It is also estimated that only 41 percent of the people in the country who have a mental health condition get the help they need. About 50.6 percent of children who have a mental health condition have received treatment in the last year. As you can see, the threat of not getting care is very high. When you look at this from a human perspective, it is very hard to grasp just how many people are not getting the help they need.
What Is the Difference Between Mental Illness, Disorder, and Health?
It’s common for these terms to be used interchangeably, but they are in fact a bit different. Mental health often is used to discuss the health of a person – such as mental well-being. This includes your emotions, thoughts, and your feelings. Mental illness, on the other hand, is a change within the brain’s chemistry that affects the way people think or behave. A mental disorder is an underlying condition that causes this to occur.

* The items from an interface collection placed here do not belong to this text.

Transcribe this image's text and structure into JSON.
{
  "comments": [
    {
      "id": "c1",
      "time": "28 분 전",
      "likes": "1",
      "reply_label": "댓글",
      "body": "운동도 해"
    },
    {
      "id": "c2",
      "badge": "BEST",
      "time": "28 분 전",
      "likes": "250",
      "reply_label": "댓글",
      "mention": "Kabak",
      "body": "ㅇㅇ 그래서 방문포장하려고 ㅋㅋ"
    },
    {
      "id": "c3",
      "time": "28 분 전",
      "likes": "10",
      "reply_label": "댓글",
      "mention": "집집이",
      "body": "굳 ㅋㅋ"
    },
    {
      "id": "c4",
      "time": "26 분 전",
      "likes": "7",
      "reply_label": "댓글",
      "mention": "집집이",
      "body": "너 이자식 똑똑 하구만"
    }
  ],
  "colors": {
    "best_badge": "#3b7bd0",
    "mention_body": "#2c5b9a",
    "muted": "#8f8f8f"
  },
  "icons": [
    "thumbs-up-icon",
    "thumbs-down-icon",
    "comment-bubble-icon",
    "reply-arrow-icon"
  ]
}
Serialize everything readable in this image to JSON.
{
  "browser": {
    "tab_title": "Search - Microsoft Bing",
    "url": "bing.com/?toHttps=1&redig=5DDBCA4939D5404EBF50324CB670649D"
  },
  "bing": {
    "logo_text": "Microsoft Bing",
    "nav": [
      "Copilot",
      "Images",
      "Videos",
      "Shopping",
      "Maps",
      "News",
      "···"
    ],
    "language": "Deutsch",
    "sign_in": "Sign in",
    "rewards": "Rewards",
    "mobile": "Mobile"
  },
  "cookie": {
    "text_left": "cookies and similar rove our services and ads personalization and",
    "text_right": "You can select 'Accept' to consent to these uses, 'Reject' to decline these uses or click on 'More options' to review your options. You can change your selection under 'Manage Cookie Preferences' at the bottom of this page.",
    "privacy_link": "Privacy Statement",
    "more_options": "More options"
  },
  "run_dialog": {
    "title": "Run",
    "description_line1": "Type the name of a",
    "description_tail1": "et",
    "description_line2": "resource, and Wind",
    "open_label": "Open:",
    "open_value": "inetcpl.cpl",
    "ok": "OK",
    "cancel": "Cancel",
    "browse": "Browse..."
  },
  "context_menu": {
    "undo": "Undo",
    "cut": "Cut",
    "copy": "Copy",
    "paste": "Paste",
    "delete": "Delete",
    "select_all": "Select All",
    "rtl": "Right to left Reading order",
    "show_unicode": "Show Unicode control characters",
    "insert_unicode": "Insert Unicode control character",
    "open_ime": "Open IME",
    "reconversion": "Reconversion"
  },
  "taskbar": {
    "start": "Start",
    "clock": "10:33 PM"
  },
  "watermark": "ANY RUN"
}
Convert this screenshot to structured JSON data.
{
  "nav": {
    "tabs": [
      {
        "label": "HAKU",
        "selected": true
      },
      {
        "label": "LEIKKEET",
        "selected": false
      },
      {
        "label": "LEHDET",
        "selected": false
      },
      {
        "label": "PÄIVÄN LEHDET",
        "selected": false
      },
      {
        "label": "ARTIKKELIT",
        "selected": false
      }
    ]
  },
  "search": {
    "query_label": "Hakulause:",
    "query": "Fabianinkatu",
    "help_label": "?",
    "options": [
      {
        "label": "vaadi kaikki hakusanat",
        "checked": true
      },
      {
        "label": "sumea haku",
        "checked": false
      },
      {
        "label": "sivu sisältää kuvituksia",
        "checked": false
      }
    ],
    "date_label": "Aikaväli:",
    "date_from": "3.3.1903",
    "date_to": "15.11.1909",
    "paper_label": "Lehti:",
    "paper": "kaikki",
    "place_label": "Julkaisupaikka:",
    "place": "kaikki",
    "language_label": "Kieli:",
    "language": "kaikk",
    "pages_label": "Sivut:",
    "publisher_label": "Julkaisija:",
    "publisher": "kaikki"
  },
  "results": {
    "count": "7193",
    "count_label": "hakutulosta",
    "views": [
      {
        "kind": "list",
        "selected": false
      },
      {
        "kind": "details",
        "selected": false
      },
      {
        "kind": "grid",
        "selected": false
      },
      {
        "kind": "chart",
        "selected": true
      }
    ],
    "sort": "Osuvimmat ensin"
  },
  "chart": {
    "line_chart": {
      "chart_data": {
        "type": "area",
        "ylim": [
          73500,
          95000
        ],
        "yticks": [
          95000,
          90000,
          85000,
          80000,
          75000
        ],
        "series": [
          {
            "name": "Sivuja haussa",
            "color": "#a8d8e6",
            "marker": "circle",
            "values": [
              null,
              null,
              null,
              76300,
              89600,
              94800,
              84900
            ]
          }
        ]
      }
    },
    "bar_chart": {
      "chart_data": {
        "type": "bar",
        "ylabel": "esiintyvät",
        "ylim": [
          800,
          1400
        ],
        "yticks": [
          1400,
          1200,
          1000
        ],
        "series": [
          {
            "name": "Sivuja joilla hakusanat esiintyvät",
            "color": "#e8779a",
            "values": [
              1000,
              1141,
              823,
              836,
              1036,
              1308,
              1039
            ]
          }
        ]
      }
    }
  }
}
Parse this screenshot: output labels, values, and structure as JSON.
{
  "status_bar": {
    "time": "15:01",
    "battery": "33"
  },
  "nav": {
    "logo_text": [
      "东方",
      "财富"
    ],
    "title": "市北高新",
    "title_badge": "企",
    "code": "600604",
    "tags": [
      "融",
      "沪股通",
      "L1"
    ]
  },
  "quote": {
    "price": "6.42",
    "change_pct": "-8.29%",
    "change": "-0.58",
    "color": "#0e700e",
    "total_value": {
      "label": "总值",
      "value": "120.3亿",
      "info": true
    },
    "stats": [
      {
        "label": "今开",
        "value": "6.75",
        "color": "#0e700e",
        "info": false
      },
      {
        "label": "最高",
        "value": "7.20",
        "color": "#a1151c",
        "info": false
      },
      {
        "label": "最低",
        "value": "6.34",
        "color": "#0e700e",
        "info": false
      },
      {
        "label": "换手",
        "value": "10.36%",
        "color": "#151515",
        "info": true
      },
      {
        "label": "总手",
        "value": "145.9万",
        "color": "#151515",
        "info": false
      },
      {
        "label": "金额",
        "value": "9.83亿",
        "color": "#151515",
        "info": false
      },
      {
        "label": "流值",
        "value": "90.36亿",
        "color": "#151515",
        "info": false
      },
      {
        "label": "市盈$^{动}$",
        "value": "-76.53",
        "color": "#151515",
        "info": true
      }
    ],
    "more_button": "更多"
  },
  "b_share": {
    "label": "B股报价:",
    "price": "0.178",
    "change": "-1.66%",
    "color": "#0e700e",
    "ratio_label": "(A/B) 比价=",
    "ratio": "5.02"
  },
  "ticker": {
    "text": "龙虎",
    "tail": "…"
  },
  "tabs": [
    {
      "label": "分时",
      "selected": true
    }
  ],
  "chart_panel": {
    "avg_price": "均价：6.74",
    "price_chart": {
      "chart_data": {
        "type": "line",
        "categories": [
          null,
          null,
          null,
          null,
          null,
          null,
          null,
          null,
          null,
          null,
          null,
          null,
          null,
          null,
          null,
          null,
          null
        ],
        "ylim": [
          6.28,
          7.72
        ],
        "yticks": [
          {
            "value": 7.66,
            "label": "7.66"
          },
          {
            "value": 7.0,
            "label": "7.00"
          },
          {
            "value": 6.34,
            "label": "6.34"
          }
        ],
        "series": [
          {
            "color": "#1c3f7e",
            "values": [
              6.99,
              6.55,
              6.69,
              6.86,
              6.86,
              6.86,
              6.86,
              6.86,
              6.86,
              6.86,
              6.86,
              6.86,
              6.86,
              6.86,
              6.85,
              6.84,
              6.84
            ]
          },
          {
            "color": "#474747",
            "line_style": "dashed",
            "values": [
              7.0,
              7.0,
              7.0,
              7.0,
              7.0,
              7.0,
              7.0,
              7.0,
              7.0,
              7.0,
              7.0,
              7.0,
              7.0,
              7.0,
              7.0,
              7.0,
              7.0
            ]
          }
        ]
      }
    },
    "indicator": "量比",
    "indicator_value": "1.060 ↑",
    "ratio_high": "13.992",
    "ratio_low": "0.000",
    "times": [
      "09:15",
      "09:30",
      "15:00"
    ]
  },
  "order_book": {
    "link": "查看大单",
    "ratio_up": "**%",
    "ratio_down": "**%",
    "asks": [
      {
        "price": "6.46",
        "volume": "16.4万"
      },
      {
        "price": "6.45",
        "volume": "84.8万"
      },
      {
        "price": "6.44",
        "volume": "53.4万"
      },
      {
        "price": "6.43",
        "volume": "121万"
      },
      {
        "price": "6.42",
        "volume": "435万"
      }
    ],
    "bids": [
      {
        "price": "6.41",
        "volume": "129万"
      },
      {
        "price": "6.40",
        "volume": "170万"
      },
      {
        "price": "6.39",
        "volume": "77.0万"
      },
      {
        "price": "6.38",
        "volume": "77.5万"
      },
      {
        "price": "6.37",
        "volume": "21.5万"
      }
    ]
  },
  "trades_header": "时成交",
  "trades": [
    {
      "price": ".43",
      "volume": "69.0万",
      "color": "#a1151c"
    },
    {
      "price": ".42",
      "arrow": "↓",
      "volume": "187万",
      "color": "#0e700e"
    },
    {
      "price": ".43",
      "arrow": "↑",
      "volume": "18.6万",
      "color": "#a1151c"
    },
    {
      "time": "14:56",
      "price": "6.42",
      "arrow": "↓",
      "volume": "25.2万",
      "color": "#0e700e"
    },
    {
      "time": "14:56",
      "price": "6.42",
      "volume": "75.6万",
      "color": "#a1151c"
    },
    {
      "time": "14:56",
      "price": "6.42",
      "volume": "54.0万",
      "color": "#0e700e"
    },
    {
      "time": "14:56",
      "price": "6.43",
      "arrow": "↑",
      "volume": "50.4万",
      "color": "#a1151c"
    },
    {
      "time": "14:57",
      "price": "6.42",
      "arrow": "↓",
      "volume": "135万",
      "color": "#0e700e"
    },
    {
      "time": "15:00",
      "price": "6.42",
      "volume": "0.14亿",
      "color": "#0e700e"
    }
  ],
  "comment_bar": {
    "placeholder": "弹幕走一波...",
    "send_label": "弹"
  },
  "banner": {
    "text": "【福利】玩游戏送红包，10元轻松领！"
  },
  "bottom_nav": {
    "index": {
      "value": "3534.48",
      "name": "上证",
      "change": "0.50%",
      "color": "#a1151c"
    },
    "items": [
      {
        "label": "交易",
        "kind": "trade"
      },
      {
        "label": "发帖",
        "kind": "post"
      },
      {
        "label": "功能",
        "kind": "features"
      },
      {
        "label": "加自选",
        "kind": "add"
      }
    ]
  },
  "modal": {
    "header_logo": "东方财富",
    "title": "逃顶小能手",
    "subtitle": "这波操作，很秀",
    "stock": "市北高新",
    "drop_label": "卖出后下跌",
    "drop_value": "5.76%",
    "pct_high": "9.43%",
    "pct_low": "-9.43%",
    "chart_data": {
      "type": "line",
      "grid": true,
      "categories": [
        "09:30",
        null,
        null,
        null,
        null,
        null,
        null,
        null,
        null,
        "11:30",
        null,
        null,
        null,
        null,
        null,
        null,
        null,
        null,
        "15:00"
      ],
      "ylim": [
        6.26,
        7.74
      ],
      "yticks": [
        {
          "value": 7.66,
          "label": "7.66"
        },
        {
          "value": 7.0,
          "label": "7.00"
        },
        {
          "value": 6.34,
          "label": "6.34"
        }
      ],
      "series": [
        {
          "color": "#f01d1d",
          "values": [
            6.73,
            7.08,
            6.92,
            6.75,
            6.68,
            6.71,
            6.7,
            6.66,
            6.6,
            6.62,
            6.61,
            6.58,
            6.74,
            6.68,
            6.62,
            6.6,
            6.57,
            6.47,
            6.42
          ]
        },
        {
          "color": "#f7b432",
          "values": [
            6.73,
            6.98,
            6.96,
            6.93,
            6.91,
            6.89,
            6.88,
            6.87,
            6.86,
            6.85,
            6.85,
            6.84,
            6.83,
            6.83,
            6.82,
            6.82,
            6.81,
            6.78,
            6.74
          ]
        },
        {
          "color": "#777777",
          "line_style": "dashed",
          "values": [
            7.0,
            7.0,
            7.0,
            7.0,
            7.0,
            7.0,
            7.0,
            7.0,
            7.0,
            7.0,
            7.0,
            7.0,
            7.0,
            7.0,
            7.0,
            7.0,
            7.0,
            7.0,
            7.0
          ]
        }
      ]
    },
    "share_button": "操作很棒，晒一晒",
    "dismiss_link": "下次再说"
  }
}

Spotting the Signs of Mental Illness
Understanding common mental illness and common mental disorders is critical to ensuring your loved one receives the care he or she needs. Take a look at some of the most common types of disorders and illnesses and how to spot them in your loved ones or even in yourself.
Types of Mental Illness and Signs of Them
Every mental illness has its own symptoms. However, they can impact anyone anywhere.
- Anxiety disorders involve a persistent and excessive amount of worry or fear over situations that are not threatening. They feel jumping, restless, and apprehensive about day to day life.
- Bipolar disorder can be harder to pinpoint as some people go years without any symptoms. Yet, individuals who live with this condition have manic and depressive states. They may have hallucinations or delusions.
- Depression, a life-threatening condition, is one in which a person is unable to move past feeling sad and hopeless. They tend to have changes in sleep and eating patterns. They lack concentration abilities and interest in things they used to love.
- Obsessive Compulsive Disorder occurs when an individual has intrusive and unwanted thought patterns that tend to be irrational and create excessive urges. These compulsions may involve harming others.
- Post-traumatic stress disorder often occurs when an individual has experienced some type of traumatic or violent event in which they feared for their life. Symptoms include replaying those events, unnatural fears, and the inability to focus.
- Dissociative disorders often occur after a traumatic or very stressful event. Individuals suffer from a disconnection between their identity, thoughts, or consciousness. Their memory may fade and improve.
- ADHD is a type of developmental disorder that can make it hard for an individual to focus or pay attention to what is happening due to an impulse to do something or move.
There are many other mental illnesses. This includes autism, borderline personality disorder, psychosis, eating disorders, and schizoaffective disorder. Each one requires mental health treatment to be fully understood. Individuals may not recognize the symptoms or signs of mental illness in themselves. However, families often can spot changes in personality, actions, and awareness that can provide indications.
You Can Get Help for Mental Illness
Whether you or a loved one are suffering from mental illness, there is help available. Our team is here to offer support. We treat mental illness along with addiction (including treating those who live with both a substance abuse and a mental illness). The first step to treatment is a phone call. We use cutting-edge technology including Neurorehab to help individuals to get on the path to recovery. This includes full and proper diagnosis, and individual treatment plans to help you succeed.
Don’t wait to get help. If you are struggling with mental illness, or have a loved one that is, contact us for one-on-one treatment and care.